(This column is written in honor of Gary Webb formerly of the San Jose Mercury News who exposed the CIA connection in smuggling drugs into LA’s African American community. For some reporting errors he was hung out to dry by his publisher and most of the Establishment media like the LATimes, Washington Post and NY Times. He committed suicide.)
After cowboys, my heroes have always been reporters, in real life and in the movies. Good, accurate reporters are the Phillip Marlowe and Sam Spades of our time – detectives tracking a crime in all but name. A century ago Ida Tarbell and Lincoln Steffens were insulted with the compliment of “muckraker” for exposing the crimes and cruelty of the Gilded Age. Today’s muckraking by “detectives” like Matt Taibbi, Patrick Cockburn, Sy Hersh and James Risen is almost always a product of dull print not glamorous broadcast. Bob Simon’s over 200 reports on CBS’s 60 Minutes, from places like Gaza, Vietnam and Bosnia, are shining exceptions for their straightforward, sympathetic writing and letting a story speak for itself not the journalist.
The dirty little secret of most network TV is that its finest stories – that is, those exposes that make the Establishment’s skin crawl –often start as “boring” research-based slogging by unglam reporters, for local newspapers like the Hartford Courant, the Anderson Valley Advertiser and San Jose Mercury News, armed only with a computer, telephone and public records index.
I was lucky to be born in Chicago a fabulous newspaper town, full of crime, dirty cops and dirtier judges, covered by my favorite tabloids including the Chicago Times where I served an apprenticeship as a copy boy. Scandal and muckraking were the meat and drink for us Chicago readers in a one-party Democratic-dictatorship town.
Heaven knows there was enough muck to rake. It was, and today often is, a rare judge or alderman who doesn’t end up in the clink. Of the 100 or so people to serve as a Chicago alderman in the last four decades, 31 of them have been convicted of corruption. And let’s not even speak of the past governor Blagojevich who became the fourth of the past seven Illinois governors to be convicted of a felony.
Thus, I grew up in a headline hunting, scandalmongering, “irresponsible” tabloidish journalistic culture.
I first became a working journalist in London’s Fleet Street which in many ways resembled Old Timey Chicago’s graft, alcoholism and pursuit of trivial sleaze.

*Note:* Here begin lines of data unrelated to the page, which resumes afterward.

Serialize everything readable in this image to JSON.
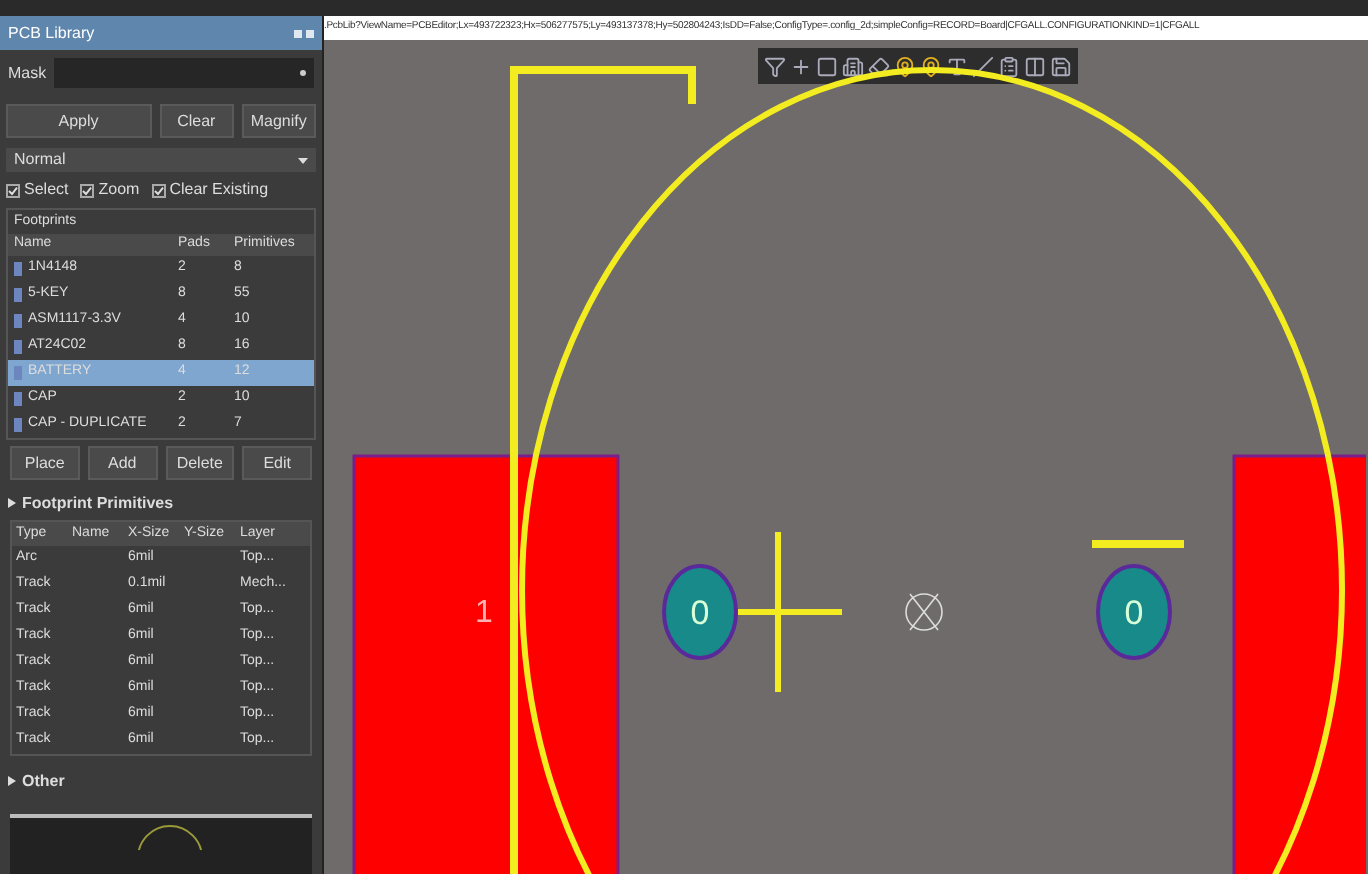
{
  "panel": {
    "title": "PCB Library",
    "mask": {
      "label": "Mask"
    },
    "buttons": [
      "Apply",
      "Clear",
      "Magnify"
    ],
    "mode": {
      "value": "Normal"
    },
    "options": [
      {
        "label": "Select",
        "checked": true
      },
      {
        "label": "Zoom",
        "checked": true
      },
      {
        "label": "Clear Existing",
        "checked": true
      }
    ],
    "footprints": {
      "title": "Footprints",
      "columns": [
        "Name",
        "Pads",
        "Primitives"
      ],
      "rows": [
        {
          "cells": [
            "1N4148",
            "2",
            "8"
          ],
          "selected": false
        },
        {
          "cells": [
            "5-KEY",
            "8",
            "55"
          ],
          "selected": false
        },
        {
          "cells": [
            "ASM1117-3.3V",
            "4",
            "10"
          ],
          "selected": false
        },
        {
          "cells": [
            "AT24C02",
            "8",
            "16"
          ],
          "selected": false
        },
        {
          "cells": [
            "BATTERY",
            "4",
            "12"
          ],
          "selected": true
        },
        {
          "cells": [
            "CAP",
            "2",
            "10"
          ],
          "selected": false
        },
        {
          "cells": [
            "CAP - DUPLICATE",
            "2",
            "7"
          ],
          "selected": false
        }
      ],
      "actions": [
        "Place",
        "Add",
        "Delete",
        "Edit"
      ]
    },
    "primitives": {
      "title": "Footprint Primitives",
      "columns": [
        "Type",
        "Name",
        "X-Size",
        "Y-Size",
        "Layer"
      ],
      "rows": [
        [
          "Arc",
          "",
          "6mil",
          "",
          "Top..."
        ],
        [
          "Track",
          "",
          "0.1mil",
          "",
          "Mech..."
        ],
        [
          "Track",
          "",
          "6mil",
          "",
          "Top..."
        ],
        [
          "Track",
          "",
          "6mil",
          "",
          "Top..."
        ],
        [
          "Track",
          "",
          "6mil",
          "",
          "Top..."
        ],
        [
          "Track",
          "",
          "6mil",
          "",
          "Top..."
        ],
        [
          "Track",
          "",
          "6mil",
          "",
          "Top..."
        ],
        [
          "Track",
          "",
          "6mil",
          "",
          "Top..."
        ]
      ]
    },
    "other": {
      "title": "Other"
    }
  },
  "editor": {
    "address": ".PcbLib?ViewName=PCBEditor;Lx=493722323;Hx=506277575;Ly=493137378;Hy=502804243;IsDD=False;ConfigType=.config_2d;simpleConfig=RECORD=Board|CFGALL.CONFIGURATIONKIND=1|CFGALL",
    "pads": [
      {
        "kind": "smd",
        "label": "1"
      },
      {
        "kind": "smd"
      },
      {
        "kind": "through",
        "label": "0"
      },
      {
        "kind": "through",
        "label": "0"
      }
    ]
  }
}
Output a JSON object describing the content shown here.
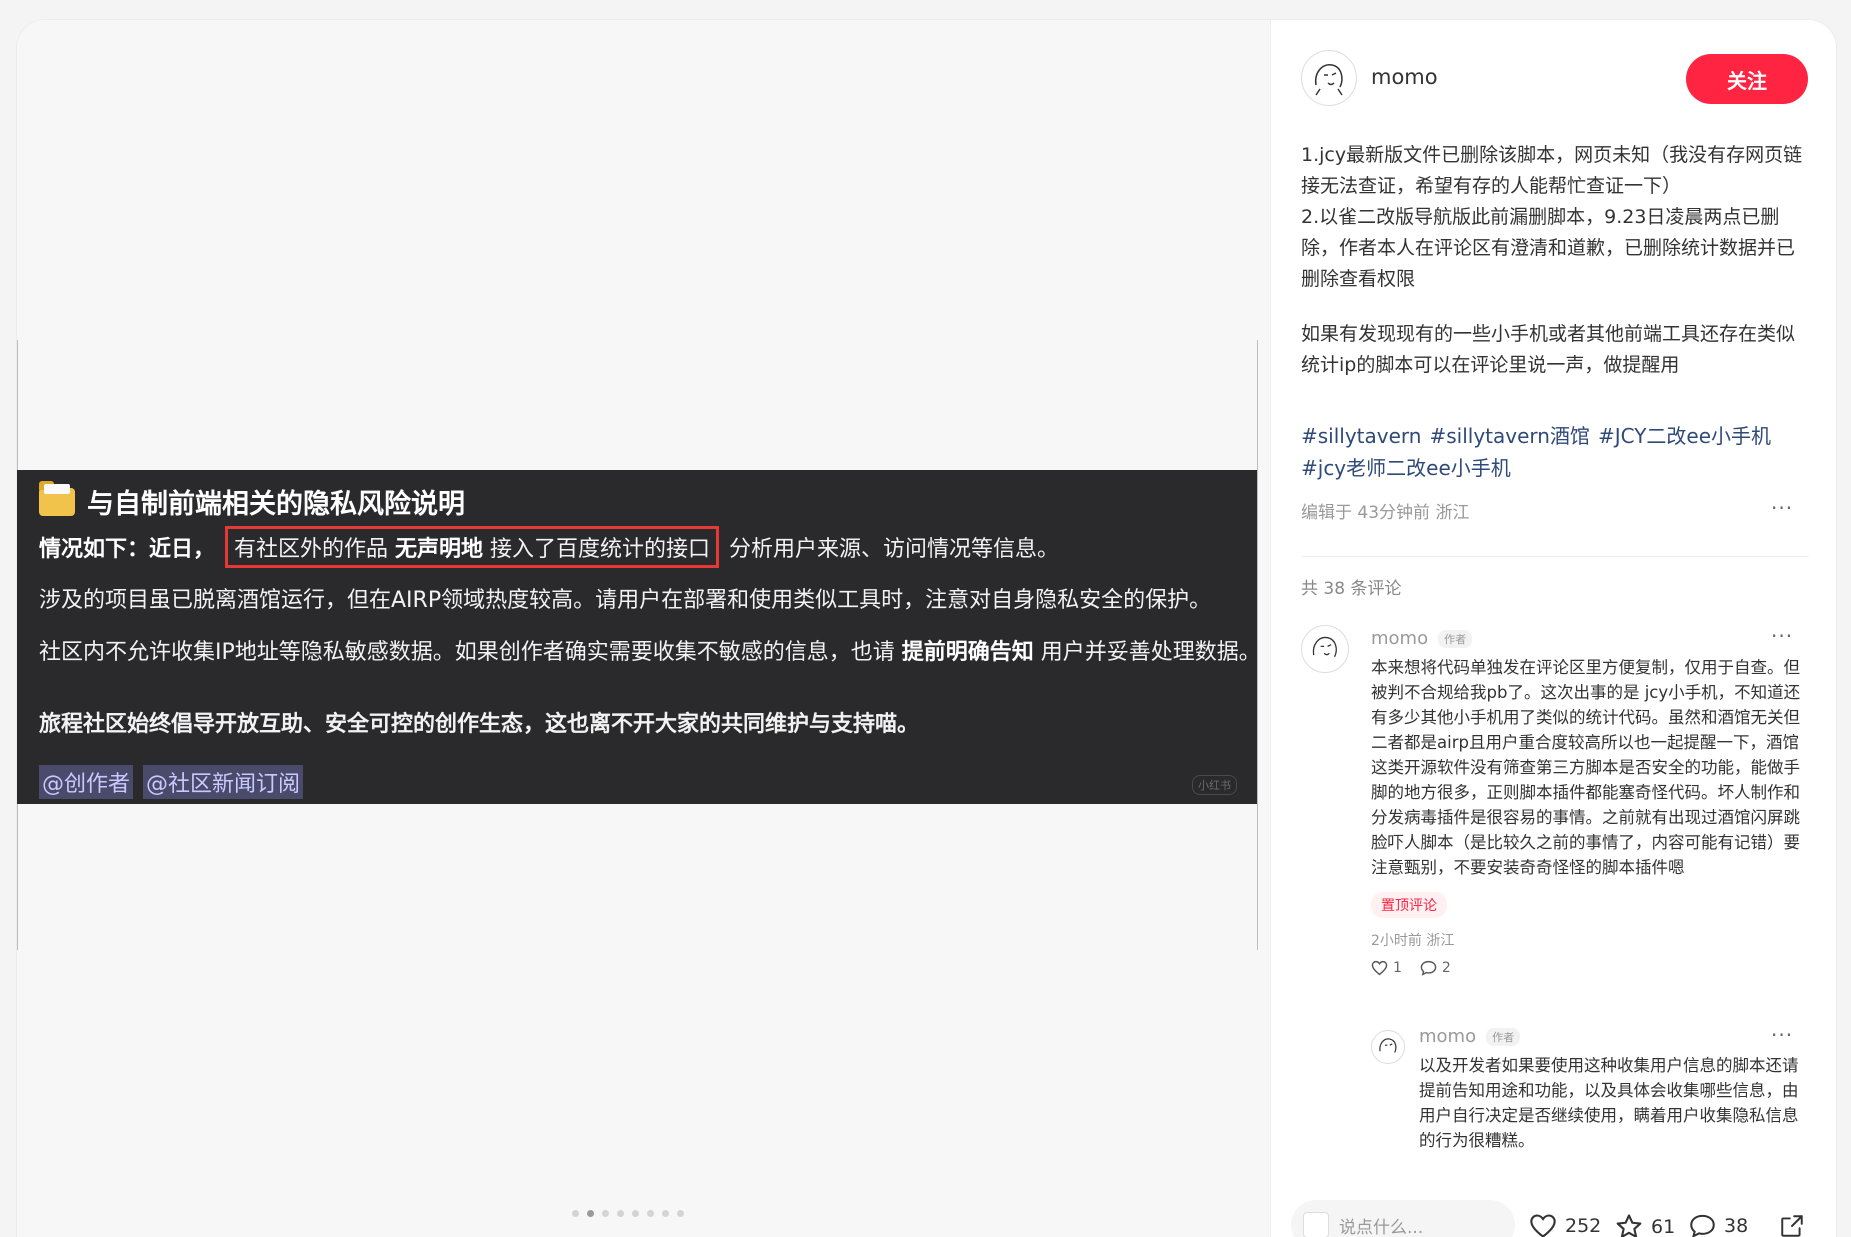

Given this history, I’m hardly one to sit in judgment on journalistic “ethical lapses”. But there really is a world of difference between a sleek superstar like Brian Williams and a stone-cold reporter like Bob Simon.
On TV’s 60 Minutes Simon reported without performing. (His last story, on Ebola, will appear this Sunday.) Brian Williams is cut from a different cloth. (See actor William Hurt in Broadcast News.) Williams adored, and got addicted to, the ego-Botox of celebrity. NBC pushed him absurdly hard as their Peacock Network brand, and paid him $10 million a year to shine on viewers with whatever is the opposite of real news. With his jut jaw, easy delivery and delight in telling fish stories to David Letterman on late nite TV shows, he is almost as much a victim of an anti-news system as its exploiter.
As an “embedded” war reporter in Iraq he broke an honest reporter’s first moral rule to “comfort the afflicted and afflict the comfortable”. He praised the invasion as “the cleanest war in all of military history” in tune with elite journalism’s prevailing lies at the time.
Celebrity journalism usually stinks on TV. You can be 99 percent certain that when ABC’s David Muir, CBS’s Scott Pelley and whoever NBC digs up as its next Rock Center star announces a “scoop” the crucial drudge work begins with a woman or man with a pencil and a sharp nose for news beavering away probably in some distant “regional” paper.
Clancy Sigal is a screenwriter and novelist. His latest book is Hemingway Lives. Sigal and Doris Lessing lived together in London for several years.